Anne Lipton has an interesting blog that addresses the lengths to which judges will go to avoid providing liability protection to projections that look to be. . . well . . . a little on the “shady” side. She focuses on two recent cases involving alleged “lowballing” of a seller’s projections in order to make a deal appear more favorable – the Chancery Court’s decision in In re Mindbody Stockholders Litigation, (Del. Ch.; 10/20), and a California federal court’s decision in Karri v. Oclaro, (ND Cal.; 10/20).
The court wouldn’t allow a straight-up projections claim to proceed [in Mindbody], but it did hold that the proxy materials contained an “actionable omission because Defendants’ statements about Vista’s 68% ‘premium’ implied that Mindbody had no non-public information that would materially affect its share price…. Here, the 68% measuring stick would only have been informative to shareholders if the Defendants believed that the December share price was an accurate reference point. By invoking the ratio of Mindbody’s share price to Vista’s offer, Defendants impliedly warranted that, to their knowledge, the share price as of December 21, 2018, was not undervalued.”
Get it? The court wouldn’t allow a lawsuit based on the false projections themselves – and didn’t want to just come right out and say there was a duty to update the false guidance (indeed, it denied so holding) – so, it threaded the needle by treating references to a premium as their own, present-tense half-truths about the true value of the stock.
But that’s nothing compared to the contortions in Oclaro. There, again, plaintiffs alleged that defendants lowballed projections in order to drive the stock down, thus justifying the merger. There, again, the court held that false projections were protected by the PSLRA safe harbor. But what wasn’t protected were valuation estimates derived from the projections, or representations about how the projections were prepared, including representations that they were prepared in good faith, and those claims were allowed to proceed.

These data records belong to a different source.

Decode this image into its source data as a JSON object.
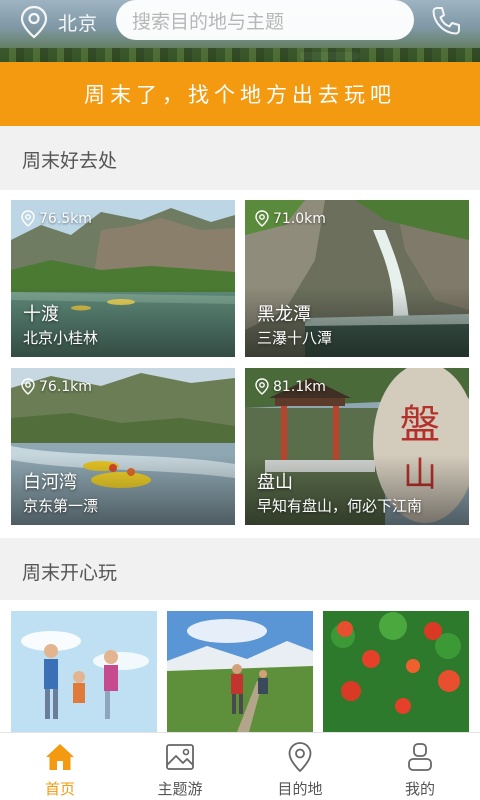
{
  "header": {
    "city": "北京",
    "search_placeholder": "搜索目的地与主题"
  },
  "banner": {
    "text": "周末了，找个地方出去玩吧"
  },
  "section_weekend_places": {
    "title": "周末好去处",
    "cards": [
      {
        "name": "十渡",
        "subtitle": "北京小桂林",
        "distance": "76.5km"
      },
      {
        "name": "黑龙潭",
        "subtitle": "三瀑十八潭",
        "distance": "71.0km"
      },
      {
        "name": "白河湾",
        "subtitle": "京东第一漂",
        "distance": "76.1km"
      },
      {
        "name": "盘山",
        "subtitle": "早知有盘山，何必下江南",
        "distance": "81.1km"
      }
    ]
  },
  "section_weekend_fun": {
    "title": "周末开心玩"
  },
  "tabbar": {
    "tabs": [
      {
        "label": "首页",
        "icon": "home-icon",
        "active": true
      },
      {
        "label": "主题游",
        "icon": "image-icon",
        "active": false
      },
      {
        "label": "目的地",
        "icon": "location-pin-icon",
        "active": false
      },
      {
        "label": "我的",
        "icon": "user-icon",
        "active": false
      }
    ]
  },
  "colors": {
    "accent": "#f39a10",
    "tab_inactive": "#555555"
  }
}
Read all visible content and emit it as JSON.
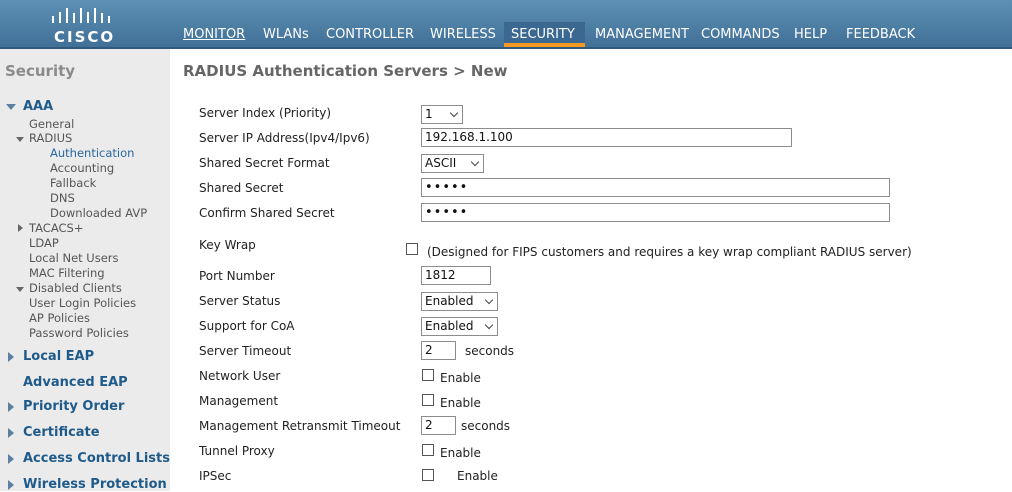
{
  "brand": {
    "logo_text": "CISCO"
  },
  "nav": {
    "monitor": "MONITOR",
    "wlans": "WLANs",
    "controller": "CONTROLLER",
    "wireless": "WIRELESS",
    "security": "SECURITY",
    "management": "MANAGEMENT",
    "commands": "COMMANDS",
    "help": "HELP",
    "feedback": "FEEDBACK",
    "active": "SECURITY",
    "active_color": "#f29a22"
  },
  "sidebar": {
    "title": "Security",
    "aaa": "AAA",
    "general": "General",
    "radius": "RADIUS",
    "authentication": "Authentication",
    "accounting": "Accounting",
    "fallback": "Fallback",
    "dns": "DNS",
    "downloaded_avp": "Downloaded AVP",
    "tacacs": "TACACS+",
    "ldap": "LDAP",
    "local_net_users": "Local Net Users",
    "mac_filtering": "MAC Filtering",
    "disabled_clients": "Disabled Clients",
    "user_login_policies": "User Login Policies",
    "ap_policies": "AP Policies",
    "password_policies": "Password Policies",
    "local_eap": "Local EAP",
    "advanced_eap": "Advanced EAP",
    "priority_order": "Priority Order",
    "certificate": "Certificate",
    "access_control_lists": "Access Control Lists",
    "wireless_protection": "Wireless Protection"
  },
  "page": {
    "title": "RADIUS Authentication Servers > New"
  },
  "form": {
    "server_index_label": "Server Index (Priority)",
    "server_index_value": "1",
    "server_ip_label": "Server IP Address(Ipv4/Ipv6)",
    "server_ip_value": "192.168.1.100",
    "secret_format_label": "Shared Secret Format",
    "secret_format_value": "ASCII",
    "shared_secret_label": "Shared Secret",
    "shared_secret_value": "•••••",
    "confirm_secret_label": "Confirm Shared Secret",
    "confirm_secret_value": "•••••",
    "key_wrap_label": "Key Wrap",
    "key_wrap_note": "(Designed for FIPS customers and requires a key wrap compliant RADIUS server)",
    "port_label": "Port Number",
    "port_value": "1812",
    "server_status_label": "Server Status",
    "server_status_value": "Enabled",
    "coa_label": "Support for CoA",
    "coa_value": "Enabled",
    "timeout_label": "Server Timeout",
    "timeout_value": "2",
    "timeout_unit": "seconds",
    "network_user_label": "Network User",
    "network_user_enable": "Enable",
    "management_label": "Management",
    "management_enable": "Enable",
    "mgmt_retransmit_label": "Management Retransmit Timeout",
    "mgmt_retransmit_value": "2",
    "mgmt_retransmit_unit": "seconds",
    "tunnel_proxy_label": "Tunnel Proxy",
    "tunnel_proxy_enable": "Enable",
    "ipsec_label": "IPSec",
    "ipsec_enable": "Enable"
  }
}
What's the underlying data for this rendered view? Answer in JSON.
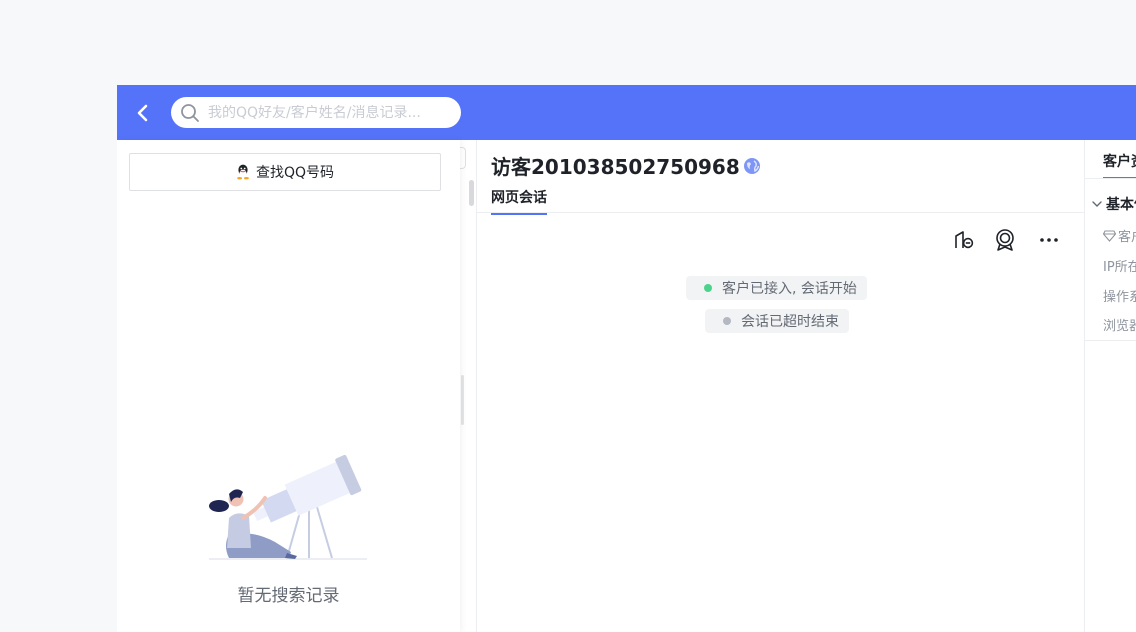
{
  "search": {
    "placeholder": "我的QQ好友/客户姓名/消息记录..."
  },
  "left_panel": {
    "find_qq_label": "查找QQ号码",
    "empty_text": "暂无搜索记录"
  },
  "chat": {
    "visitor_name": "访客201038502750968",
    "tab_label": "网页会话",
    "messages": [
      {
        "text": "客户已接入, 会话开始",
        "dot_color": "#4cd38b"
      },
      {
        "text": "会话已超时结束",
        "dot_color": "#b4b8c3"
      }
    ]
  },
  "right_panel": {
    "tab_label": "客户资料",
    "section_title": "基本信息",
    "rows": [
      "客户",
      "IP所在",
      "操作系",
      "浏览器"
    ]
  },
  "colors": {
    "accent": "#5573f8",
    "page_bg": "#f7f8fa"
  }
}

Now, defining “forward-looking” has always been something of a challenge in securities cases, but saying the projection is protected by the safe harbor but the valuation based on that projection is not protected is some next-level hairsplitting.
These decisions illustrate that there are all sorts of semantic gymnastics available to a court that wants to avoid applying the PSLRA safe harbor or state law limitations on liability for forward-looking statements to projections that it views with suspicion. So, maybe the best way to reduce the risk of liability for projections is to be careful not to put yourself in a position where the plaintiff can argue that you viewed the safe harbor as a “license to lie.”
-John Jenkins, DealLawyers.com January 26, 2021